Week of April 17, 2000
Bible read as folks sit back and listen
By ANH HOANG
WCR Staff Writer
The Rev. Bruce Kemp wants people to take the Bible seriously.
He doesn't want to hear the "I have no time" excuse people give for not reading the Bible.
"There's the Bible on tape, people could pop it into their car (stereo) on the way to work," Kemp said.
And then there was Proclamation 2000, a week-long reading of the Bible by local politicians, various Church leaders and community members.
All people had to do was show up at North Edmonton Christian Fellowship, sit back and listen.
"This is a witness to the community that the Bible is important to us and we want to publicly proclaim it," Kemp said.
The event, hosted by the Canadian Bible Society, welcomed Mayor Bill Smith and MLA Bill Bonner. Kemp, the society's district director, said more than 300 people were slated to read between April 5-14.
"A lot of people don't get a chance to go up and read the Bible in front of others," he said. "This was the first time for them. It gives them a chance to really listen to the words they're reading."
Readings began as early as 7 a.m. and lasted until 9 p.m. with 15-minute breaks each hour.

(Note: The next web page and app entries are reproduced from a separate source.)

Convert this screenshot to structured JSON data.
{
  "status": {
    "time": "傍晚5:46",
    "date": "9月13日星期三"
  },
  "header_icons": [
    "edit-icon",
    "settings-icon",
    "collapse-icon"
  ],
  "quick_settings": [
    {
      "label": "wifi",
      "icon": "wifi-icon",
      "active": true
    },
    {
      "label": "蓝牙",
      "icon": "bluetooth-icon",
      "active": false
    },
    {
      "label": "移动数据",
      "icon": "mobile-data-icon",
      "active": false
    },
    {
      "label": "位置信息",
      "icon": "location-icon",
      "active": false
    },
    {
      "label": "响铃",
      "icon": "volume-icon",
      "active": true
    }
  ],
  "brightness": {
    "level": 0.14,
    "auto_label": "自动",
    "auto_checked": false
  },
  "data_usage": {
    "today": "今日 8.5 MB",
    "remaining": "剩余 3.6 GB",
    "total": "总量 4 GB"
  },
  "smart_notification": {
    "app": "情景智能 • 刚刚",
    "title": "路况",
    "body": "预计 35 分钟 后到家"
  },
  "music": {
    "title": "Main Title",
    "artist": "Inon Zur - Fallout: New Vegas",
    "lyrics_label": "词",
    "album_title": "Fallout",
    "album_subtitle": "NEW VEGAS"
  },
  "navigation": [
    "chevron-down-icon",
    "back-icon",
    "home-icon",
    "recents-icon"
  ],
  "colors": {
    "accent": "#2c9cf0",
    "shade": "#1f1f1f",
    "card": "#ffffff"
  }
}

"We cover about two to three books a day," Kemp said.
Besides English, some readings were done in other languages including Spanish, Polish, Swedish, Naori and Nepali.
The event was a comfortable setting for non-Christians or non-practising Christians to come and hear the word of God, said Kemp.

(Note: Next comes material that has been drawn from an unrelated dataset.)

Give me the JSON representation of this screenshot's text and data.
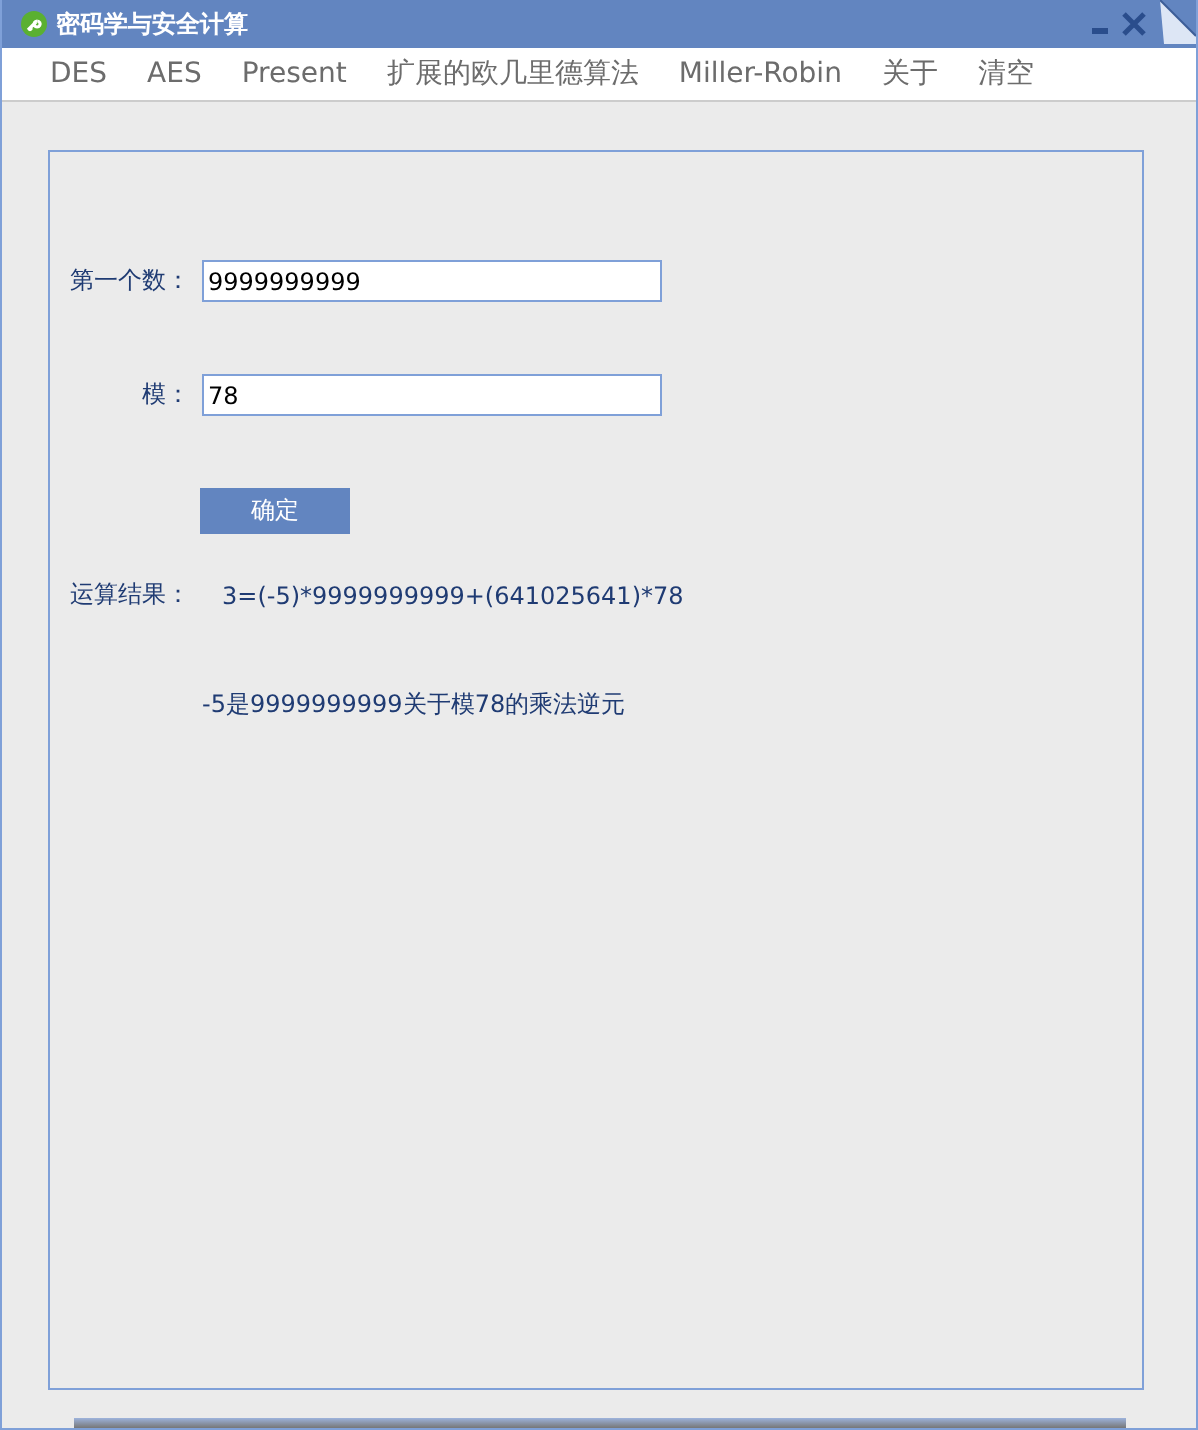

"It's an open atmosphere. People come and go as they please. They can come and listen and no one will come up to them and preach about anything. To some people, a church is a really threatening place. Something like this opens it up to everyone."
Although it was established in Montreal five years ago, this was the first time the event was held in Edmonton. The event coincided with other Proclamation 2000 events across Canada. Kemp hopes to turn it into an annual event.

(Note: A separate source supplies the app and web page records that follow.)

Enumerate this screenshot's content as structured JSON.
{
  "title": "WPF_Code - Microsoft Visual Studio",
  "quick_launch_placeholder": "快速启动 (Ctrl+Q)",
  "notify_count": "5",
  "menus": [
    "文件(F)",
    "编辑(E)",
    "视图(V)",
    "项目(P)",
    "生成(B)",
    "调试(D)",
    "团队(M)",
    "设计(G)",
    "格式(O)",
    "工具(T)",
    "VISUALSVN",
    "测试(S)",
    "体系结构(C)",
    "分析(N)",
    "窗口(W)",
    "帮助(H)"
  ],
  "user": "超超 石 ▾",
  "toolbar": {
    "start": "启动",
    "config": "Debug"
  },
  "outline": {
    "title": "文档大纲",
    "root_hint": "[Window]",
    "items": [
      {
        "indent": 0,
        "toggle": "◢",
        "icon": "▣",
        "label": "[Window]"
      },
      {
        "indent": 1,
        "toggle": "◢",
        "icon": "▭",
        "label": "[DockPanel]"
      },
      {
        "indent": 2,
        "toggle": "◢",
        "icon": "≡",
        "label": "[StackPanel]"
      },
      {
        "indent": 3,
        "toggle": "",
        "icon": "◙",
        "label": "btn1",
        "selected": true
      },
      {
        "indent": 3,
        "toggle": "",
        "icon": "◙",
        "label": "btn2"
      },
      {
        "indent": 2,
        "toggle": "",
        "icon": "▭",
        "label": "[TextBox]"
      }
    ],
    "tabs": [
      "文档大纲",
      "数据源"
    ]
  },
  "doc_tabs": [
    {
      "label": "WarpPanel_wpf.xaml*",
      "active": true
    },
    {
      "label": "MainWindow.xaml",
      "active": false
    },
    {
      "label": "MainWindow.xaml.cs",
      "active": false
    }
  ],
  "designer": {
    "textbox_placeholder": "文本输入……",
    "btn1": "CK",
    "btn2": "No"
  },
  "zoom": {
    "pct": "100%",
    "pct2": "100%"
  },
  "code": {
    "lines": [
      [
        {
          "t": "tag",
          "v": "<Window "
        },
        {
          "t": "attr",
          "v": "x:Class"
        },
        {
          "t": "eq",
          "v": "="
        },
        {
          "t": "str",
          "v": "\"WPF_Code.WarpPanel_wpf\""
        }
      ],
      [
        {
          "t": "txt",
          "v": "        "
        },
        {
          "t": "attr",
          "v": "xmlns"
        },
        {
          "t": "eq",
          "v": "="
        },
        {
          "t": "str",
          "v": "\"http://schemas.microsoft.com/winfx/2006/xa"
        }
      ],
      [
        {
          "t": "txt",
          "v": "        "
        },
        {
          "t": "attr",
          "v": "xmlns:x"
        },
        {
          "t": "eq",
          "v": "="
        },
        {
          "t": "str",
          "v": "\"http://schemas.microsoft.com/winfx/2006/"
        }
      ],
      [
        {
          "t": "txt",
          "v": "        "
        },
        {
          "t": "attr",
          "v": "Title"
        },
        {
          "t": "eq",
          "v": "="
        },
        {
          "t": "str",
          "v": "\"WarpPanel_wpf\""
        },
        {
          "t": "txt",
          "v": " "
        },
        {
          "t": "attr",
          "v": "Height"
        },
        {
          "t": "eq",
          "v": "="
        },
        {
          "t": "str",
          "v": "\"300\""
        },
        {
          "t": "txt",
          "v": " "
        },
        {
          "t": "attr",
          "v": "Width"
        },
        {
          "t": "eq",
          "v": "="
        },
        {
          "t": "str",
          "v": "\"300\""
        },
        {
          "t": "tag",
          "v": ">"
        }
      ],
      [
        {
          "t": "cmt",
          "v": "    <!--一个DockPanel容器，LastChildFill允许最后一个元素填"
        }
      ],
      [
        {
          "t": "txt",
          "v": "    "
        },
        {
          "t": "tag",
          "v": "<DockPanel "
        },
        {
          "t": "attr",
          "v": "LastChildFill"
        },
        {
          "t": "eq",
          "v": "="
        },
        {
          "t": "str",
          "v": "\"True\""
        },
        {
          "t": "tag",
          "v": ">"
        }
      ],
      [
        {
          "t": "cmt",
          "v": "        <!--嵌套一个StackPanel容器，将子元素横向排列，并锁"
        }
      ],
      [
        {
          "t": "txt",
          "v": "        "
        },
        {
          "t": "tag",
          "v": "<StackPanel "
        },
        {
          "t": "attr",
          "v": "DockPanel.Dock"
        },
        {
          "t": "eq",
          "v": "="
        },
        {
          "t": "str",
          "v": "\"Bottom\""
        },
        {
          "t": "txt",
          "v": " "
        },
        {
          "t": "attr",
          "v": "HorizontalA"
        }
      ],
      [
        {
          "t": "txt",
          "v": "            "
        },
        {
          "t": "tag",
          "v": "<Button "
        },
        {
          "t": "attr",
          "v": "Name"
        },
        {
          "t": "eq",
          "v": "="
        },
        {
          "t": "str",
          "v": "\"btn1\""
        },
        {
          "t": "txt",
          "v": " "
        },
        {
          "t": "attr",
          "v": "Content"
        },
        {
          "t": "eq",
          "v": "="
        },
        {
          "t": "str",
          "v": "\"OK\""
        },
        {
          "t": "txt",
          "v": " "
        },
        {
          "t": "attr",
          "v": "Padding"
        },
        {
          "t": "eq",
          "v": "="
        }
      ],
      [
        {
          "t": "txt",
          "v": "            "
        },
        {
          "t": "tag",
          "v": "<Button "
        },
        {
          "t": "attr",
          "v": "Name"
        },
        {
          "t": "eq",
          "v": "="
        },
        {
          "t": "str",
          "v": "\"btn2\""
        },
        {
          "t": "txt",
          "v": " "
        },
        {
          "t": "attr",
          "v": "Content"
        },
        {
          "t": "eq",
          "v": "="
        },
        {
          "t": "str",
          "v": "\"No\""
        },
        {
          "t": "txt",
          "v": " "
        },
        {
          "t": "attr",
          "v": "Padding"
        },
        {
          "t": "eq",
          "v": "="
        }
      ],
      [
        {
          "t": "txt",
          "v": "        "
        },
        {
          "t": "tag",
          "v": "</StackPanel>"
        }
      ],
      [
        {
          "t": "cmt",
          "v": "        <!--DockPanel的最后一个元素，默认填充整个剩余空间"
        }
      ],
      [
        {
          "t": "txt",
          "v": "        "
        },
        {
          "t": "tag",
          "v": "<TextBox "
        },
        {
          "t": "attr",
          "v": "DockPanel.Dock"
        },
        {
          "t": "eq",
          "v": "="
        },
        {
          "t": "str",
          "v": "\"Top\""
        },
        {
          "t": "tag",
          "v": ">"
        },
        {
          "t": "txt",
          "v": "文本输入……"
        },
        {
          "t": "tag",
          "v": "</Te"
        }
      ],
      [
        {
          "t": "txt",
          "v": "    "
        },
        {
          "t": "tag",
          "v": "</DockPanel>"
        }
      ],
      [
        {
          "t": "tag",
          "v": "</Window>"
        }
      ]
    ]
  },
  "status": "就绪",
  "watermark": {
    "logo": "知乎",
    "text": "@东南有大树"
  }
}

Emily Farr doesn't remember the last time she heard a reading from the Bible.
"I don't go to church anymore and I don't read it at home," said the mother of two who was baptized Catholic. "I remember hearing stories as a kid about all the parables, but I haven't read any of it first hand in years.
"It's actually kind of nice to sit back and have someone read to you. And it's even better that it's a book like this."
Her friend Moira Dennis agreed.
"How often do adults get to be read to?" Dennis said. "I attend church every Sunday, but to hear (the readings) in such an informal setting is really different. It's a good way to spend a Sunday afternoon."